Postscript Maps/Exports

The module offers the possibility to create very fine-tuned maps in postscript. Next to some interesting options that do not exist as display commands in GRASS, the great advantage over the raster export drivers is the fact that the postscript format can be transformed into a vector format which allows reworking parts of the file in vector graphics programs (see the Section called Editing the resulting postscript file with pstoedit for more details).

For beginners, the possibility of interactive usage of is very helpful, but many of its options are not available interactively and it is, therefore, recommended to create a script file with the instructions, once you are familiar with the general concept.

Interactive usage

For newcomers to, this is the best way to begin to learn the usage of Just answer the questions, and be sure, at the end, to answer "y" to the question "do you want to save the script file? (y/n)". This will allow you to look at a script file in order to learn from it and adapt it for more fine-grained control (see next subsection). In order to visualize your map, use the postscript viewer of your system (ghostview, gv, etc...).
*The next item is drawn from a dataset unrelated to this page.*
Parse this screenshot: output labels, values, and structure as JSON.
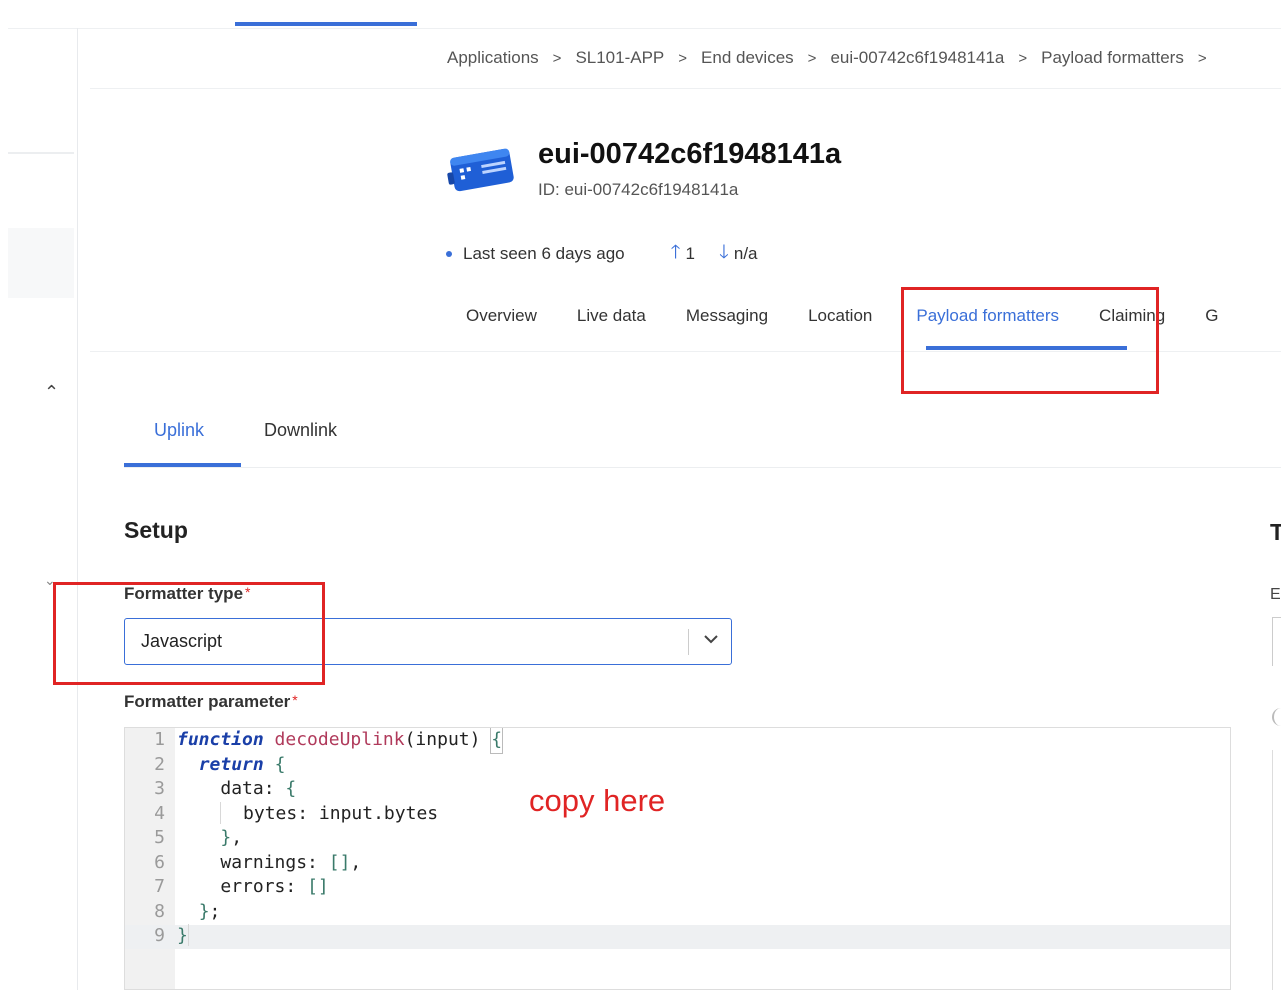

Scripted usage

This is where the entire power of really comes to play. Just have a look at all the commands listed on the manual page and you will get an idea of the possibilities offered. Having to write commands into a script file might seem a bit scary to some and definitely seems a bit outdated in our times of "point the mouse and let the computer do the rest for you", but once you understand the basic principles of, and once you have one or two finished script files at hand (created, for example, through interactive usage of, you will soon feel the convenience of just typing a few commands to create a very decent layout for your maps. This is also very practical when you work in a team as you can create one template script which will create the same layout for everyone and in which each team member only has to add a few commands to draw her maps.

All the commands are listed and explained on the manual page, so we won't cover those here. Be sure to look at the example script at the end of that page. However, here are some tips that might help you:

Generally, all you have to do once you have a script ready, is launch as follows: in=NameOfYourScriptFile out=NameOfThePSFile

Easy, isn't it ? ;-)

Editing the resulting postscript file with pstoedit

The file containing your finished map after running is in postscript, the universal printing command language. There are not many programs that allow you to edit a postscript file directly (well, actually there are: text editors, but unless you are willing to learn the entire postscript command language, this won't be of much help to you). So, you can normally use your postscript file only in the same way you would a raster graphics file (i.e. .png or .jpeg), meaning that you cannot edit individual objects of the map, only each individual pixel.

However, there is a very handy little free software tool called pstoedit, written by Wolfgang Glunz. This allows you to transform your postscript file into a host of different vector formats which you can then edit easily in the relevant vector graphics program. For example, in order to translate a postscript file into a skencil (formerly "sketch") file, just type:

pstoedit -f sk

Then you can edit the entire map, including individual areas, lines and points in the skencil program.